| What the exercise asks |
Your output should reproduce each entry exactly, with none of its pictures.

Dataset rows describing interfaces:

'''

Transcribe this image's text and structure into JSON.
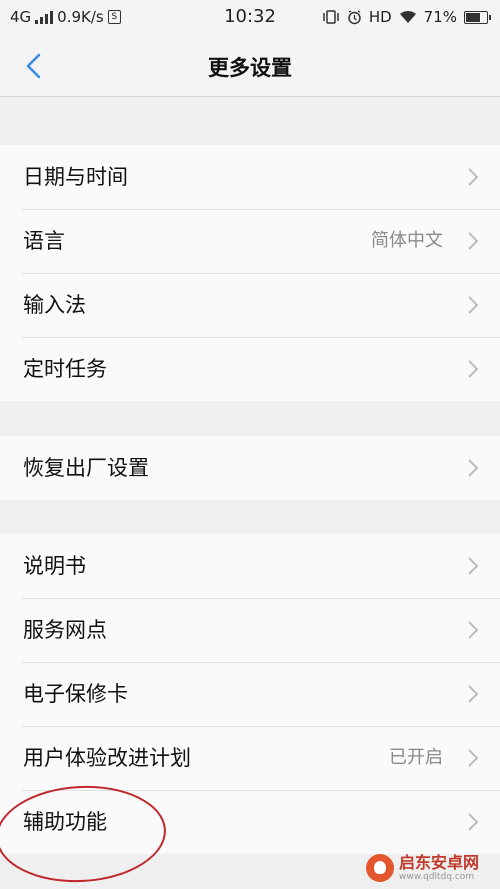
{
  "status_bar": {
    "network": "4G",
    "speed": "0.9K/s",
    "sim_icon_label": "S",
    "time": "10:32",
    "hd": "HD",
    "battery": "71%"
  },
  "header": {
    "title": "更多设置"
  },
  "groups": [
    {
      "rows": [
        {
          "label": "日期与时间",
          "value": ""
        },
        {
          "label": "语言",
          "value": "简体中文"
        },
        {
          "label": "输入法",
          "value": ""
        },
        {
          "label": "定时任务",
          "value": ""
        }
      ]
    },
    {
      "rows": [
        {
          "label": "恢复出厂设置",
          "value": ""
        }
      ]
    },
    {
      "rows": [
        {
          "label": "说明书",
          "value": ""
        },
        {
          "label": "服务网点",
          "value": ""
        },
        {
          "label": "电子保修卡",
          "value": ""
        },
        {
          "label": "用户体验改进计划",
          "value": "已开启"
        },
        {
          "label": "辅助功能",
          "value": ""
        }
      ]
    }
  ],
  "watermark": {
    "title": "启东安卓网",
    "url": "www.qdltdq.com"
  },
  "colors": {
    "accent_back": "#3a8de0",
    "annotation": "#c0282c"
  }
}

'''

| Written solution |
Transcribe this image's text and structure into JSON.
{
  "status_bar": {
    "network": "4G",
    "speed": "0.9K/s",
    "sim_icon_label": "S",
    "time": "10:32",
    "hd": "HD",
    "battery": "71%"
  },
  "header": {
    "title": "更多设置"
  },
  "groups": [
    {
      "rows": [
        {
          "label": "日期与时间",
          "value": ""
        },
        {
          "label": "语言",
          "value": "简体中文"
        },
        {
          "label": "输入法",
          "value": ""
        },
        {
          "label": "定时任务",
          "value": ""
        }
      ]
    },
    {
      "rows": [
        {
          "label": "恢复出厂设置",
          "value": ""
        }
      ]
    },
    {
      "rows": [
        {
          "label": "说明书",
          "value": ""
        },
        {
          "label": "服务网点",
          "value": ""
        },
        {
          "label": "电子保修卡",
          "value": ""
        },
        {
          "label": "用户体验改进计划",
          "value": "已开启"
        },
        {
          "label": "辅助功能",
          "value": ""
        }
      ]
    }
  ],
  "watermark": {
    "title": "启东安卓网",
    "url": "www.qdltdq.com"
  },
  "colors": {
    "accent_back": "#3a8de0",
    "annotation": "#c0282c"
  }
}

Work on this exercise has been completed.